This was an interesting week for me at Northern Arizona University. Two things happened that reminded me our successes are not the result of our individual work and effort. Our successes are the result of others who have reached out and helped us climb the career ladder.
The first thing that happened was a student, who is graduating in May, stopped by my office and asked, “What did you do to become a CEO, because that is what I want to do.” The second is that I was fortunate to have Gary Maggetti speak to my classes. Gary graduated from NAU more than 20 years ago. Today, he is the general manager of Disney’s California Adventure Theme Park.
Every student wanted to know how he did it. What books did he read? What GPA do they need? How should they dress? How many hours a week should they work? Gary’s responses were very similar to mine. We had amazing managers and mentors who helped us from the first day we started to work.
For this month’s column, I’d like readers to take away two things: the importance of realizing it isn’t about you, or some genetic gift; and, the importance of thanking those who helped you get to where you are today.
- It’s not about you, your IQ or your genes.
I don’t care if you are Elon Musk, Bill Gates, Warren Buffett or Gary Maggetti, you got to where you are today because of others in your life. It may have been a parent, your manager at McDonalds (Gary Maggetti credits his McDonalds manager here in Flagstaff for much of the foundation on which he used to build his career), or any number of managers and leaders you encounter during your career.
During my three years of writing this column, you have read about the people who helped me, like Marsha Morgan, Ross Cooley, Jeff McKeever, Will Keiper and Craig Van Slyke. The real list is 10 times as long. Regardless, I never lost sight of the fact that my success (whether it was at my first job or my current position) was due to someone taking a risk, giving me a chance, putting his or her neck on the line for me or challenging me to move outside of my comfort zone.
- Ask questions, be inquisitive and seek an uncomfortable stomach.
I once worked with someone who suddenly surprised all of us and resigned. When I asked him why, he stated that his stomach stopped hurting. He went on to tell me that whenever we are challenged or forced outside of our comfort zone, we get butterflies in our stomach (or in really challenging times, a full on upset stomach). He told me his stomach hadn’t hurt in the prior year and he realized it was time to move on to another challenge.
I would encourage you to get uncomfortable and seek out a mentor or ask your manager for new opportunities that take you out of your comfort zone. It is rare for a mentor to seek out a mentee, so you need to take responsibility for that.
Always try to find more things to do, and look for opportunities outside of your area of strength or responsibility. I find that the people who succeed are always asking questions, are always challenging the status quo, but also taking the time to learn and listen from the employees who have been at the organization a long time.
One last point on this: Make sure you spend 80 percent of the time listening and 20 percent of the time talking or asking questions. We all talk way too much.
- Remember to thank those who saved you while you thought you were drowning.

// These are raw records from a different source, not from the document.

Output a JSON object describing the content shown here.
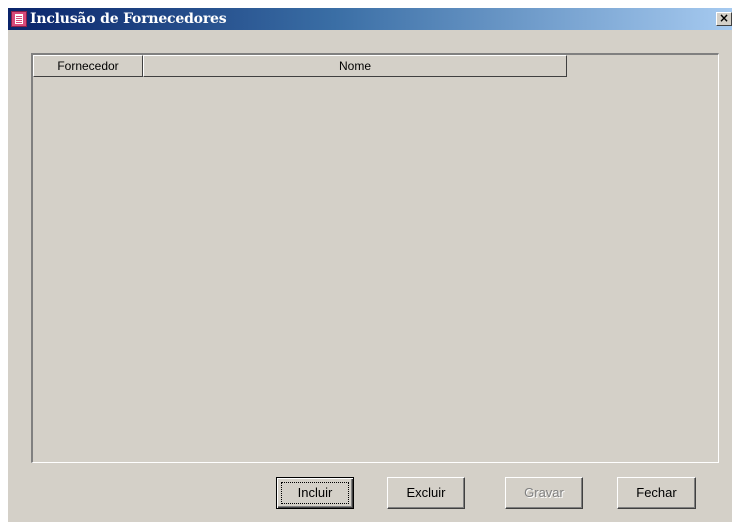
{
  "window": {
    "title": "Inclusão de Fornecedores",
    "close_glyph": "×",
    "icon": "document-icon"
  },
  "grid": {
    "columns": [
      "Fornecedor",
      "Nome"
    ],
    "rows": []
  },
  "buttons": {
    "incluir": "Incluir",
    "excluir": "Excluir",
    "gravar": "Gravar",
    "fechar": "Fechar"
  },
  "colors": {
    "titlebar_start": "#0a246a",
    "titlebar_end": "#a6caf0",
    "face": "#d4d0c8"
  }
}
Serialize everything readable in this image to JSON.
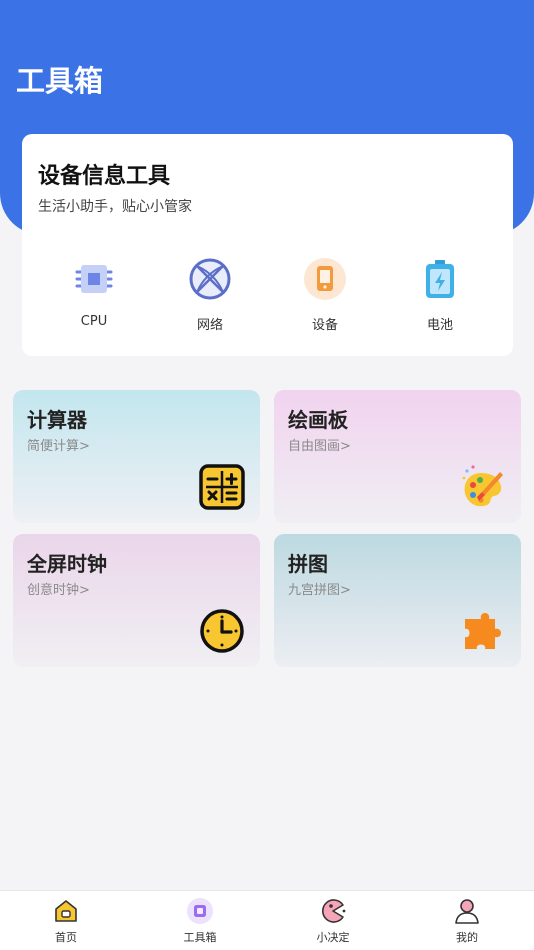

I’m fortunate to have had an amazing career, and today I get to work with and help organizations all over the country. Unfortunately, what I see is that sometimes organizations, like individuals, believe they succeeded because of their own internal skills, strengths and people. They lost sight of the fact that others helped them at the time when they thought all was lost.
I once had a start-up CEO reach out to me and ask for my help. I met with this CEO three or four times a week for several months. At every meeting, he would say he felt bad he couldn’t pay me but that he had set aside “founder’s stock” for me in the event things turned around. Two years later, his company was acquired for a hefty sum. I never heard from him.
Fortunately, the majority of the organizations I help aren’t that way. They stay in touch and if they have a liquidity event, they honor their obligation or promise. In an organization, it takes lots of help from lots of people. Take the time to thank them. FBN
By T Paul Thomas
T Paul Thomas teaches business and non-profit entrepreneurship at Northern Arizona University, serves as the CEO of the Northern Arizona Leadership Alliance (NALA) and is the chief entrepreneur at the NACET Accelerator. Prior to joining NAU in 2013, Paul spent 25 years as a serial CEO and president. Paul can be reached at firstname.lastname@example.org.